When Does ATED Apply?
The Annual Tax on Enveloped Dwellings (ATED) came into effect from 1 April 2013. The tax applies to certain Non-Natural Persons (NNPs) that own interests in dwellings valued at more than £500,000. These provisions affect most companies, partnerships with company members and collective investment schemes. There is no ATED or ATED-related Capital Gains Tax payable if an individual owns a property directly, rather than through a company.
The main ATED reliefs are broadly where the property is:
- Held as trading stock of a property development or trading business
- open to the public for at least 28 days a year as part of a trade carried on commercially with a view to profit;
- repossessed by a mortgage lender;
- a farmhouse, subject to meeting various conditions;
- held by a charity for its charitable purposes, subject to meeting various conditions;
- held by a registered social housing provider for qualifying purposes.
Dwellings are revalued for ATED purposes every 5 years. the definition of the ‘dwelling’ includes the garden or grounds that go with the dwelling. There are also special rules where an NNP holds an interest in more than one dwelling such as a block of flats.

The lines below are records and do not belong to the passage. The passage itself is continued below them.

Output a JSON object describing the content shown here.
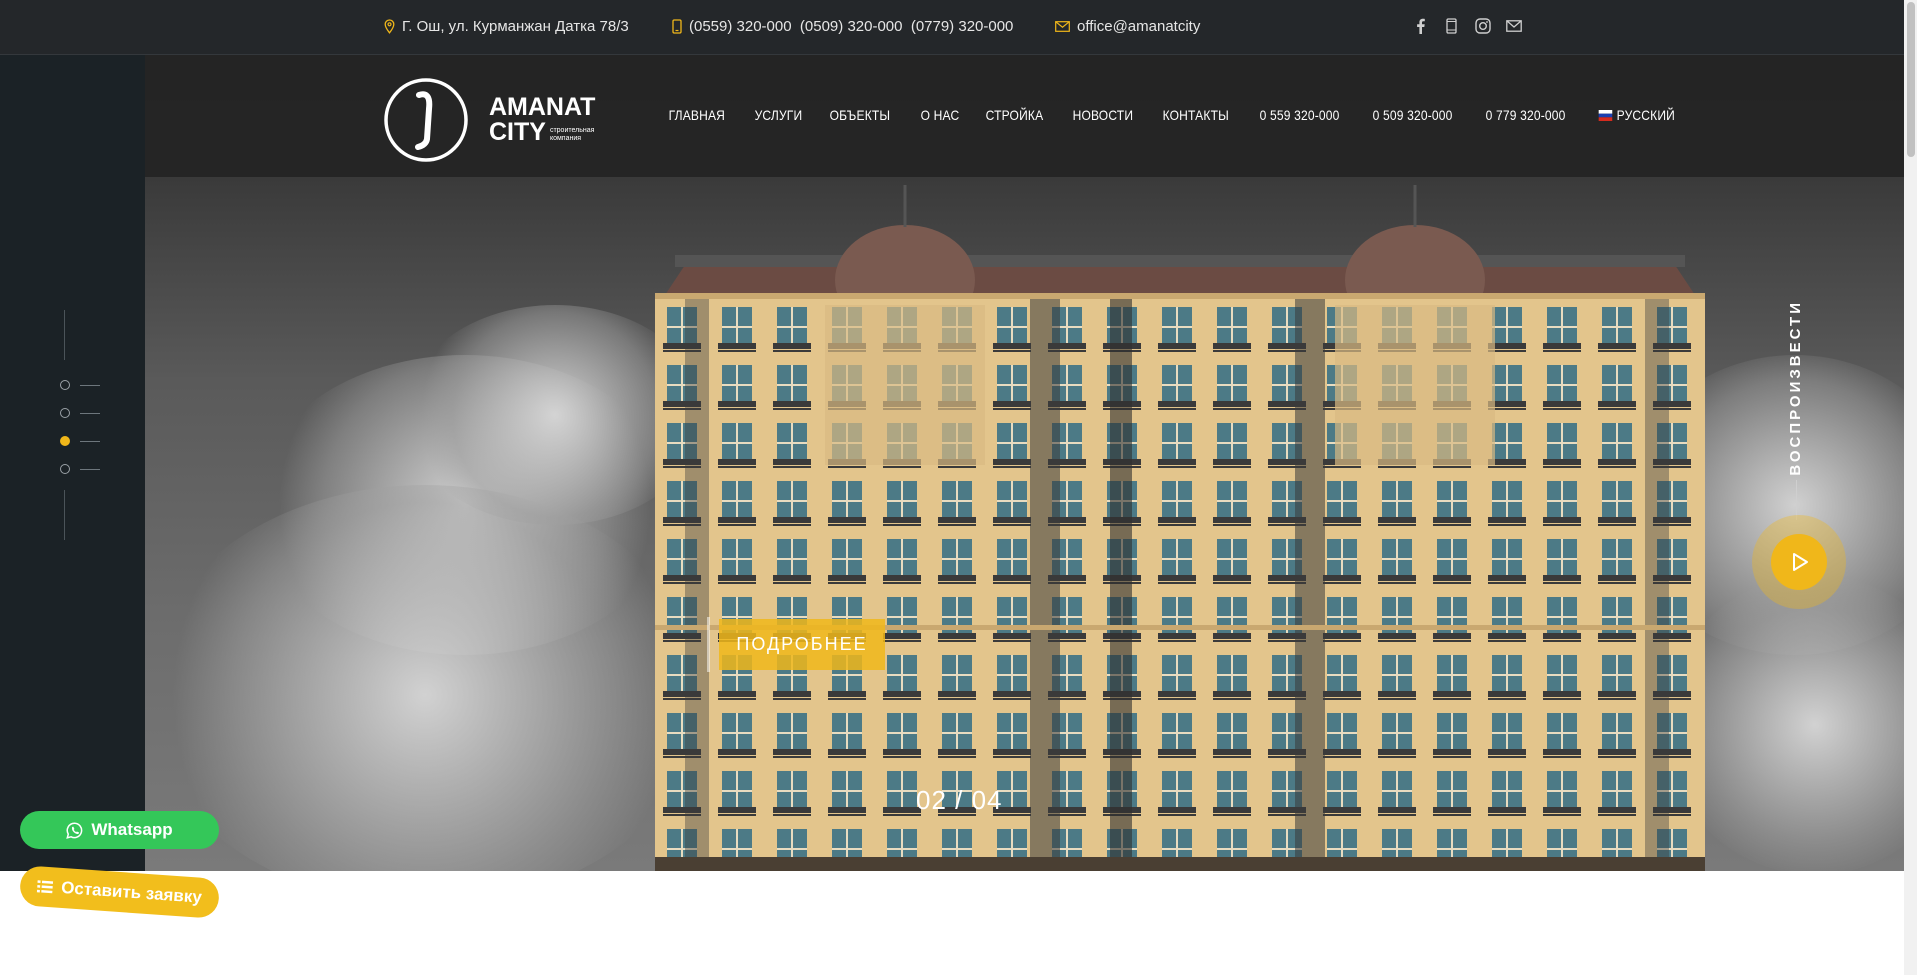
{
  "topbar": {
    "address": "Г. Ош, ул. Курманжан Датка 78/3",
    "phones": "(0559) 320-000  (0509) 320-000  (0779) 320-000",
    "email": "office@amanatcity",
    "social_icons": [
      "facebook-icon",
      "phone-icon",
      "instagram-icon",
      "mail-icon"
    ]
  },
  "logo": {
    "line1": "AMANAT",
    "line2": "CITY",
    "tagline1": "строительная",
    "tagline2": "компания"
  },
  "nav": {
    "items": [
      "ГЛАВНАЯ",
      "УСЛУГИ",
      "ОБЪЕКТЫ",
      "О НАС",
      "СТРОЙКА",
      "НОВОСТИ",
      "КОНТАКТЫ",
      "0 559 320-000",
      "0 509 320-000",
      "0 779 320-000"
    ],
    "language": "РУССКИЙ"
  },
  "hero": {
    "more_button": "ПОДРОБНЕЕ",
    "counter": "02 / 04",
    "play_label": "ВОСПРОИЗВЕСТИ",
    "active_slide": 3,
    "slides_total": 4
  },
  "floating": {
    "whatsapp": "Whatsapp",
    "request": "Оставить заявку"
  },
  "colors": {
    "accent": "#f0b71a",
    "whatsapp": "#34c759",
    "topbar": "#24272a",
    "rail": "#1b2226"
  }
}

For the period 1 April 2019 to 31 March 2020, ATED is chargeable on property valued at:
- More than £5000,000 but not more than £1m – £3,650
- More than £1m but not more than £2m – £7,400
- More than £2m but not more than £5m – £24,800
- More than £5m but not more than £10m – £57,900
- More than £10m but not more than £20m – £116,100
- More than £20m – £232,350
Posted by Cassey Nixon on
1st July 2019
Income excluded from property business
HMRC publishes a list of income streams that are excluded from a UK property businesses’ taxable income. The list includes fishing concerns, hotels and guest houses, tied premises, caravan sites, lodgers and tenants in your own home, extra services to tenants and letting surplus trade accommodation. In most cases the income from these activities will […]
When National Insurance Credits can be claimed
National Insurance credits can help qualifying applicants to fill gaps in their National Insurance record. This can assist taxpayers to build up the amount of qualifying years of National Insurance contributions and thus increase the amount of benefits a person is entitled to receive, for example, the State Pension. National Insurance credits are available in […]